### MATERIAL FOR THIS TASK

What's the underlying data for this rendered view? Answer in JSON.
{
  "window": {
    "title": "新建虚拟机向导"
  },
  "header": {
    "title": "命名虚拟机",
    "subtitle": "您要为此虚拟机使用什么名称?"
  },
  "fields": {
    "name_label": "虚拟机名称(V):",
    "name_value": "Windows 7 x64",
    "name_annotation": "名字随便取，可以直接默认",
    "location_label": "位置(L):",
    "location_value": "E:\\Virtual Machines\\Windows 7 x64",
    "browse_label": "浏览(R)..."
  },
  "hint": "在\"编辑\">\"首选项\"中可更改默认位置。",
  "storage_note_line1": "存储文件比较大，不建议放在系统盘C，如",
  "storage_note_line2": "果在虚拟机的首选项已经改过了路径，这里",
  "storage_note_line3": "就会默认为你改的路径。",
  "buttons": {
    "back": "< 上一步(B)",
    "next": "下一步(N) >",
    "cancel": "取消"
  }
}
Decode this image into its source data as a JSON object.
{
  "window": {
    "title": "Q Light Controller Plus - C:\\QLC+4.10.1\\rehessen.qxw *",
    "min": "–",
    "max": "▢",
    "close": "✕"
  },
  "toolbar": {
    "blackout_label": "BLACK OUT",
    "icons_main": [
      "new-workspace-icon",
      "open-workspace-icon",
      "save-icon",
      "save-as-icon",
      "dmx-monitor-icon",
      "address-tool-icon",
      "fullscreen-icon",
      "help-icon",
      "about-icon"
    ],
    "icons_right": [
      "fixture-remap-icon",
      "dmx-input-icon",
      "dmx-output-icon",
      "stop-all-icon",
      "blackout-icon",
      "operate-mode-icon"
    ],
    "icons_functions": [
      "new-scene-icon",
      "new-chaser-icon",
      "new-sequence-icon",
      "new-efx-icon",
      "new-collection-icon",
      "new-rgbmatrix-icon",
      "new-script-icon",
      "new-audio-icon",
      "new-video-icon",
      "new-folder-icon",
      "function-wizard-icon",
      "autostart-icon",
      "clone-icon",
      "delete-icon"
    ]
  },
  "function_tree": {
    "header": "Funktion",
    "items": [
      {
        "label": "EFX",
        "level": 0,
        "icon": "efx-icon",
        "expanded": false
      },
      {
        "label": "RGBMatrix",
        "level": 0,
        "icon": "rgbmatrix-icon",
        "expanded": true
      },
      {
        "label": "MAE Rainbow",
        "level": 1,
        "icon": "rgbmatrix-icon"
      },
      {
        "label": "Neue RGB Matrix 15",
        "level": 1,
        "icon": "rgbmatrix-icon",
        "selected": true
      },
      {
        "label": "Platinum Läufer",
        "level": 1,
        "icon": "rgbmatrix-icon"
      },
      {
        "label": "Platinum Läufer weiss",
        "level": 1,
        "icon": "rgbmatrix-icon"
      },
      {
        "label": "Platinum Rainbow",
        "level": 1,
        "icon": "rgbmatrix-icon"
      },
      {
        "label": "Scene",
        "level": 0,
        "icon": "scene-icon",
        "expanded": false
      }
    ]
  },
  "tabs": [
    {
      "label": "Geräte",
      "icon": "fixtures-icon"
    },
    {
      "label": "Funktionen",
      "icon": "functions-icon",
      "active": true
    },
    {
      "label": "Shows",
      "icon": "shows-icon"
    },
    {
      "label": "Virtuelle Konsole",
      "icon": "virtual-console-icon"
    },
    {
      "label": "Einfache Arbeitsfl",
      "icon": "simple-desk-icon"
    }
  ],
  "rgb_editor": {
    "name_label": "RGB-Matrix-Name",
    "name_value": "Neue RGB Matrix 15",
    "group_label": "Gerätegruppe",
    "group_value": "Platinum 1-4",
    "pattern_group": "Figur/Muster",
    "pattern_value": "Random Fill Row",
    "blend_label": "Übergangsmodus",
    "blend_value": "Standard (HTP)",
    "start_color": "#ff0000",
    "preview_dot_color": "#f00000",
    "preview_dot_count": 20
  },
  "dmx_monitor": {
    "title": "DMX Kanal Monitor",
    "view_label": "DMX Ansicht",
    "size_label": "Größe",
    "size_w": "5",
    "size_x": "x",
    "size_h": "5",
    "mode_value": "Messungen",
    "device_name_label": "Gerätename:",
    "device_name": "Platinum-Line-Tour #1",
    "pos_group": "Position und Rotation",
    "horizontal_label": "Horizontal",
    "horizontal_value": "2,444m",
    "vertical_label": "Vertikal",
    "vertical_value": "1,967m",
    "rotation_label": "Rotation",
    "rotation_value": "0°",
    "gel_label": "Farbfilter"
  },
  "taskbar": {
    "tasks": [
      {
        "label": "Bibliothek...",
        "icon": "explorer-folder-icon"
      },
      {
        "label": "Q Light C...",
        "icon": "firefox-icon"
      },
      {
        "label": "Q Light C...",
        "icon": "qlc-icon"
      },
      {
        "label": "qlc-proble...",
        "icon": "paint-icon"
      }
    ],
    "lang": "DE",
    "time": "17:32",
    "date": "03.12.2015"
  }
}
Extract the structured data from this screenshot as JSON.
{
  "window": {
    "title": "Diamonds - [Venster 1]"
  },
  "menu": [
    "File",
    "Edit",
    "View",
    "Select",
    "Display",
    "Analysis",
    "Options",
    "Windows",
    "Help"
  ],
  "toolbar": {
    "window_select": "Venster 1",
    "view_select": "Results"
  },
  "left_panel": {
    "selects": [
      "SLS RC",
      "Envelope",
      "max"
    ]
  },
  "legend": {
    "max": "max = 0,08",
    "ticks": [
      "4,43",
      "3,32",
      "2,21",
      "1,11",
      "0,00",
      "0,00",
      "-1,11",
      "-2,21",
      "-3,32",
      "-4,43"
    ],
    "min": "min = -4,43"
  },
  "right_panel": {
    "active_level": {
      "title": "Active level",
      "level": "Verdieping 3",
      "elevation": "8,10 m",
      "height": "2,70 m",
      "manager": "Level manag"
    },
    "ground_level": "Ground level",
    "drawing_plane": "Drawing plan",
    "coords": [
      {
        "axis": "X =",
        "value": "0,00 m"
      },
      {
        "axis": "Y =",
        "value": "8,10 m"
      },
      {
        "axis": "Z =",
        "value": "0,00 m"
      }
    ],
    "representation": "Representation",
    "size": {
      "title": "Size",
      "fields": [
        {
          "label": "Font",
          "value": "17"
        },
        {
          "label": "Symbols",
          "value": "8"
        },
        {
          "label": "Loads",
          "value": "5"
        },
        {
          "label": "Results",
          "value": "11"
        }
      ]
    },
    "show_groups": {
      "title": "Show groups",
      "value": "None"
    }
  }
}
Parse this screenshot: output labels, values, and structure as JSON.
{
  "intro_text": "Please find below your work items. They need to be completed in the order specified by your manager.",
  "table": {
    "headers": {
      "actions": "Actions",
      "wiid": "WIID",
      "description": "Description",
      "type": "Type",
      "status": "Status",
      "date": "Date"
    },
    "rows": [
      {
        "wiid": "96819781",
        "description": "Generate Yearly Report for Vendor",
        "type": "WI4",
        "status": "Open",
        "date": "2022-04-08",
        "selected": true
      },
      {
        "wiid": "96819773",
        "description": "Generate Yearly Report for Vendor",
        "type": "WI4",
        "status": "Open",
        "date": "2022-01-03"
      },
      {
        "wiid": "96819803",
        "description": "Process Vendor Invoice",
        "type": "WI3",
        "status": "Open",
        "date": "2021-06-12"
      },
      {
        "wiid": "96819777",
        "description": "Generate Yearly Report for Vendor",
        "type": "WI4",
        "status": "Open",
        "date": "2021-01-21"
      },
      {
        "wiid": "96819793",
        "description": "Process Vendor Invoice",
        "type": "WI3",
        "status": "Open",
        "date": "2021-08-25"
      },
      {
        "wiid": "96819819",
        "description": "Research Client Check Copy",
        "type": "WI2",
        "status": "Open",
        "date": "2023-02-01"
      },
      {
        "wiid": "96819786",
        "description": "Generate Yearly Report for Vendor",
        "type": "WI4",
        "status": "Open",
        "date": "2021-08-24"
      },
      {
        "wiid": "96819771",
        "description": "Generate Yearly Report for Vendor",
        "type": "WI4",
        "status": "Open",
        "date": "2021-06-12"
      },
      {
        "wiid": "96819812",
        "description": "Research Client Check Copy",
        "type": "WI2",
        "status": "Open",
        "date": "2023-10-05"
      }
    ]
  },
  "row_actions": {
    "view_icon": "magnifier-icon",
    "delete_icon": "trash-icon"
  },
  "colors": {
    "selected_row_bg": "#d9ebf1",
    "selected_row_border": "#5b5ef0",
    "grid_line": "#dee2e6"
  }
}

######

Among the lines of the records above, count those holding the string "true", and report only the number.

4